And on the topic of "comparatively recently", there's one more factor at work that I'd like to bring up. The "chemical free" view of the world has the virtue of simplicity (and indeed, sees simplicity as a virtue itself). Want to stay healthy? Simple. Don't eat things with chemicals in them. Want to know if something is the right thing to eat, drink, wear, etc.? Simple: is it natural or not? This is another thing that makes some people who argue for this view so vehement - it's not hard, it's right in front of you, and why can't you see the right way of living when it's so, so. . .simple? Arguing against that, from a scientific point of view, puts a person at several disadvantages. You necessarily have to come in with all these complications and qualifying statements, trying to show how things are actually different than they look. That sounds like more special pleading, for one thing, and it's especially ineffective against a way of thinking that often leans toward thinking that the more direct, simple, and obvious something is, the more likely it is to be correct.
That's actually the default way of human thinking, when you get down to it, which is the problem. Science, and the scientific worldview, are unnatural things, and I don't mean that just in the whole-grain no-additives sense of "natural". I mean that they do not come to most people as a normal consequence of their experience and habits of thought. A bit of it does: "Hey, every time I do X, Y seems to happen". But where that line of thinking takes you starts to feel very odd very quickly. You start finding out that the physical world is a lot more complicated than it looks, that "after" does not necessarily mean "because", and that all rules of thumb break down eventually (and usually without warning). You find that math, of all things, seems to be the language that the universe is written in (or at least a very good approximation to it), and that's not exactly an obvious concept, either. You find that many of the most important things in that physical world are invisible to our senses, and not necessarily in a reassuring way, or in a way that even makes much sense at all at first. (Magical explanations of invisible forces at least follow human intuitions). It's no wonder that scientific thinking took such a long, long time to ever catch on in human history. I still sometimes think that it's only tolerated because it brings results.
So there are plenty of reasons why it's hard to effectively argue against the all-natural chemical-free worldview. You're asking your audience to accept a number of things that don't make much sense to them, and what's worse, many of these things look like rhetorical tricks at best and active (even actively evil) attempts to mislead them at worst.

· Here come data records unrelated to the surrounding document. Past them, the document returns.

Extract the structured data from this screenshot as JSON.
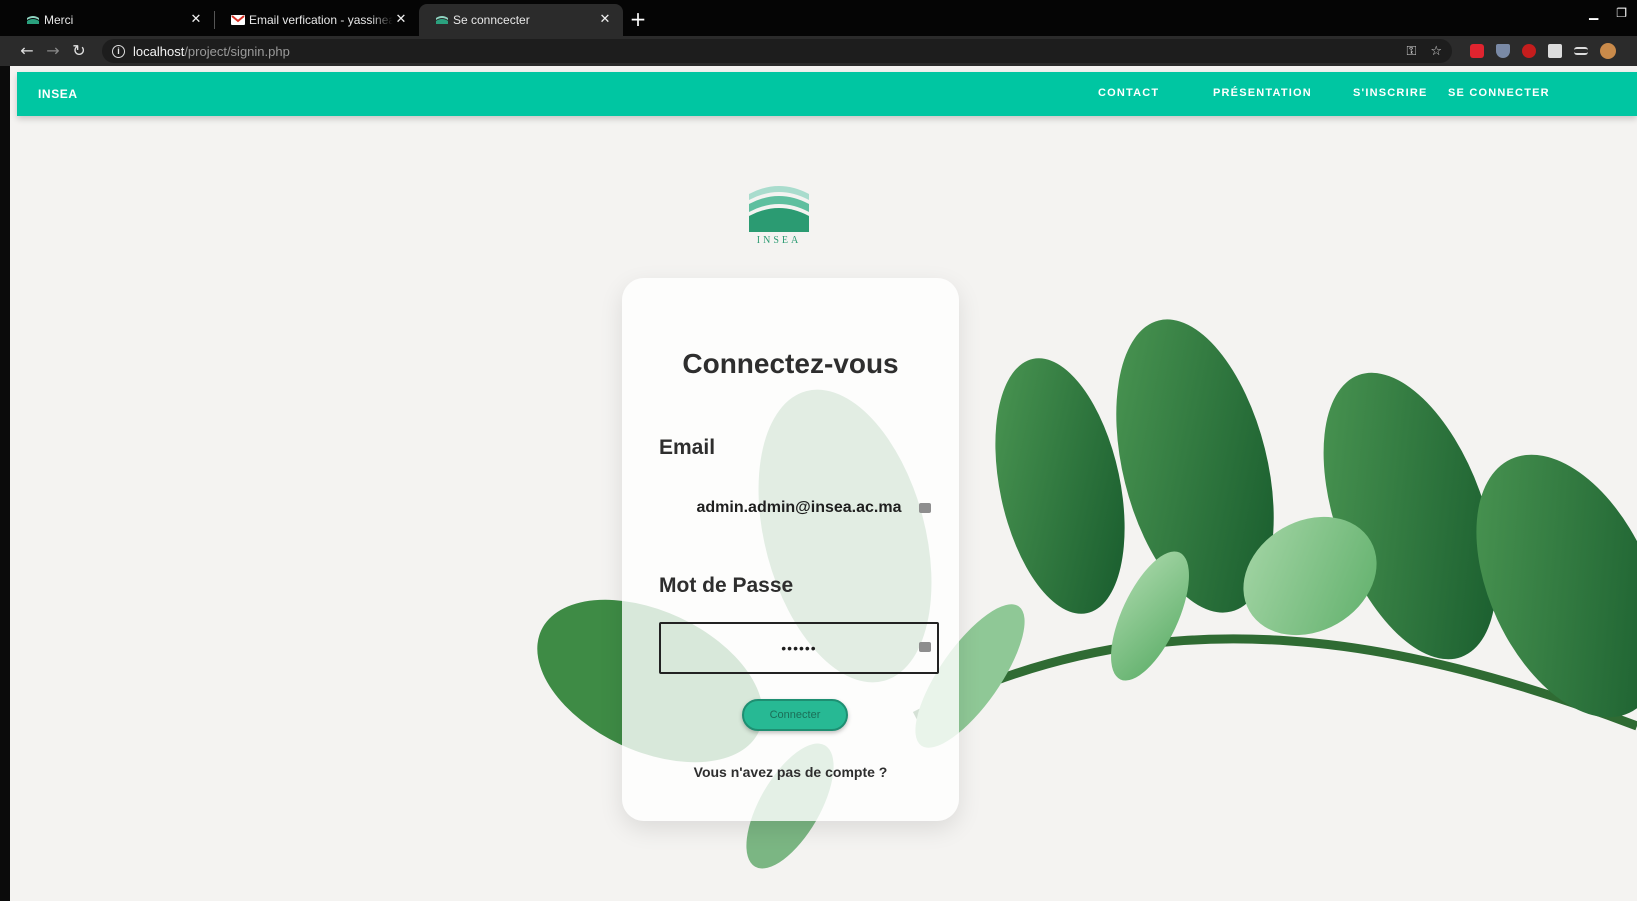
{
  "browser": {
    "tabs": [
      {
        "title": "Merci",
        "active": false
      },
      {
        "title": "Email verfication - yassineaitm",
        "active": false
      },
      {
        "title": "Se conncecter",
        "active": true
      }
    ],
    "url_host": "localhost",
    "url_path": "/project/signin.php"
  },
  "navbar": {
    "brand": "INSEA",
    "links": [
      "CONTACT",
      "PRÉSENTATION",
      "S'INSCRIRE",
      "SE CONNECTER"
    ]
  },
  "logo": {
    "text": "INSEA"
  },
  "login": {
    "title": "Connectez-vous",
    "email_label": "Email",
    "email_value": "admin.admin@insea.ac.ma",
    "password_label": "Mot de Passe",
    "password_value": "••••••",
    "submit_label": "Connecter",
    "signup_text": "Vous n'avez pas de compte ?"
  },
  "colors": {
    "navbar": "#00c6a2",
    "button": "#27b994",
    "title_text": "#2e2e2e"
  }
}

And all in the service of something that many of them are predisposed to regard as suspicious even from the start. It's uphill all the way.